The immigration file may not be sexy, but it is surely significant in an aging and demographically-challenged Canada. The issues of immigration numbers, integration, citizenship rules, family unification, refugees and reasonable accommodation are all of national importance.
Yet again, immigration is a no-show in yet another federal election campaign season. Why? What is behind this culture of silence, especially given the traditional importance of the immigrant vote to the Liberal party’s fortunes in Ontario, Montreal, Vancouver and particularly in the vote-rich GTA? And now that the NDP is seen as a viable agent for change, it should tell Canadians of its plans on immigration.
Prime Minister Stephen Harper’s regime has made drastic, fundamental, even revolutionary changes to the immigration and refugee system.
First, the economic stream. The Conservative government changed the skilled immigrants program by imposing a new management system called “Express Entry” to manage applications for permanent residents under the following federal economic programs:
• The Federal Skilled Worker Program
• The Federal Skilled Trades Program
• The Canadian Experience Class
Potential candidates complete an online Express Entry profile emphasizing their skills, work experience, language ability, education and adaptability and spouse’s input. The new system has fundamental weaknesses, such as lack of transparency, accountability and any control by the applicant over the process. Decisions are taken in the dark with little knowledge of the selection process and by invisible decision-makers.

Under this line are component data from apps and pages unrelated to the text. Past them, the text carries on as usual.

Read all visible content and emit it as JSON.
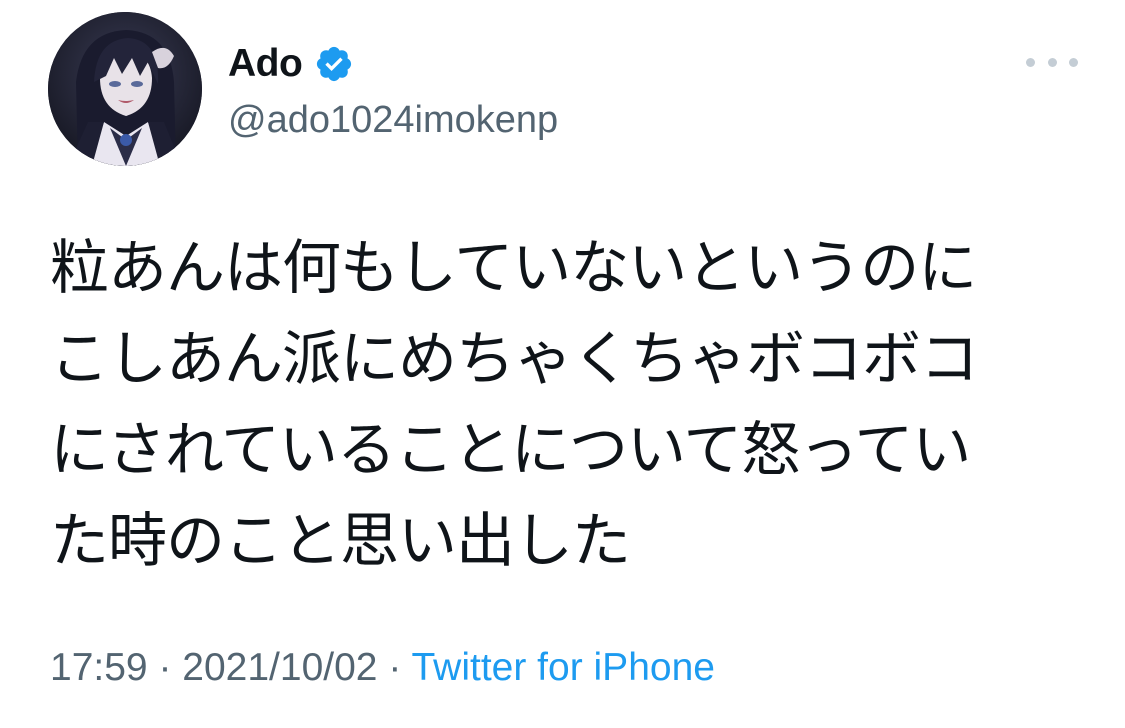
{
  "user": {
    "display_name": "Ado",
    "handle": "@ado1024imokenp",
    "verified": true,
    "avatar_icon": "avatar-illustration"
  },
  "more_icon": "more-horizontal-icon",
  "tweet": {
    "lines": [
      "粒あんは何もしていないというのに",
      "こしあん派にめちゃくちゃボコボコ",
      "にされていることについて怒ってい",
      "た時のこと思い出した"
    ]
  },
  "meta": {
    "time": "17:59",
    "separator": "·",
    "date": "2021/10/02",
    "source": "Twitter for iPhone"
  },
  "colors": {
    "text": "#0f1419",
    "secondary": "#536471",
    "link": "#1d9bf0",
    "verified": "#1d9bf0"
  }
}
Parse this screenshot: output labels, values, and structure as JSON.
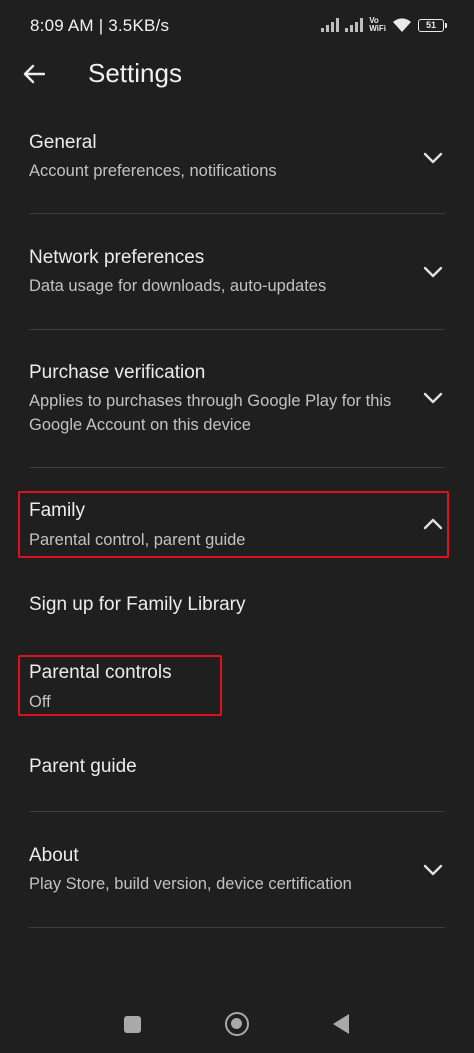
{
  "status_bar": {
    "time": "8:09 AM | 3.5KB/s",
    "volte_top": "Vo",
    "volte_bottom": "WiFi",
    "battery": "51"
  },
  "header": {
    "title": "Settings"
  },
  "settings": {
    "general": {
      "title": "General",
      "subtitle": "Account preferences, notifications"
    },
    "network": {
      "title": "Network preferences",
      "subtitle": "Data usage for downloads, auto-updates"
    },
    "purchase": {
      "title": "Purchase verification",
      "subtitle_line1": "Applies to purchases through Google Play for this",
      "subtitle_line2": "Google Account on this device"
    },
    "family": {
      "title": "Family",
      "subtitle": "Parental control, parent guide",
      "expanded": true,
      "children": {
        "family_library": "Sign up for Family Library",
        "parental_controls_title": "Parental controls",
        "parental_controls_value": "Off",
        "parent_guide": "Parent guide"
      }
    },
    "about": {
      "title": "About",
      "subtitle": "Play Store, build version, device certification"
    }
  },
  "colors": {
    "background": "#1f1f1f",
    "highlight": "#e0111e"
  }
}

Second, the drastic changes to the citizenship regime. Immigration Minister Chris Alexander introduced the Strengthening Canadian Citizenship Act in Bill C-24 this year. Lorne Waldman, one of Canada’s foremost immigration and citizenship lawyers, wrote a scathing analysis of the new law, saying: “Under the proposed changes (they are now the law of the land), a person will only be eligible for citizenship if they satisfy the minister that they intend to reside in Canada after they obtain citizenship. This only applies to naturalized citizens … that’s not a way to foster a citizenship of commitment. That’s a way to foster a citizenship of fear.”
In fact, this new system could potentially create a two-tier citizenship streams: The born-in-Canada citizen vs. the naturalized citizen, making them unequal before the law.
Furthermore, the government is granting under this new law extensive discretionary powers to immigration officers unprecedented in Canadian immigration history. They could refuse citizenship based on their subjective understanding of an applicant’s intent to reside in Canada. Add to that the requirement to be in Canada at least 183 days in each calendar year for four out of six years. This Act may well be tested and challenged in the Supreme Court under section 15 of the Charter (equality rights). Opposition politicians should take notice.
Elie Mikhael Nasrallah is a Regulated Canadian Immigration Consultant (RCIC), practicing in Ottawa. He is also the author of None of the Above.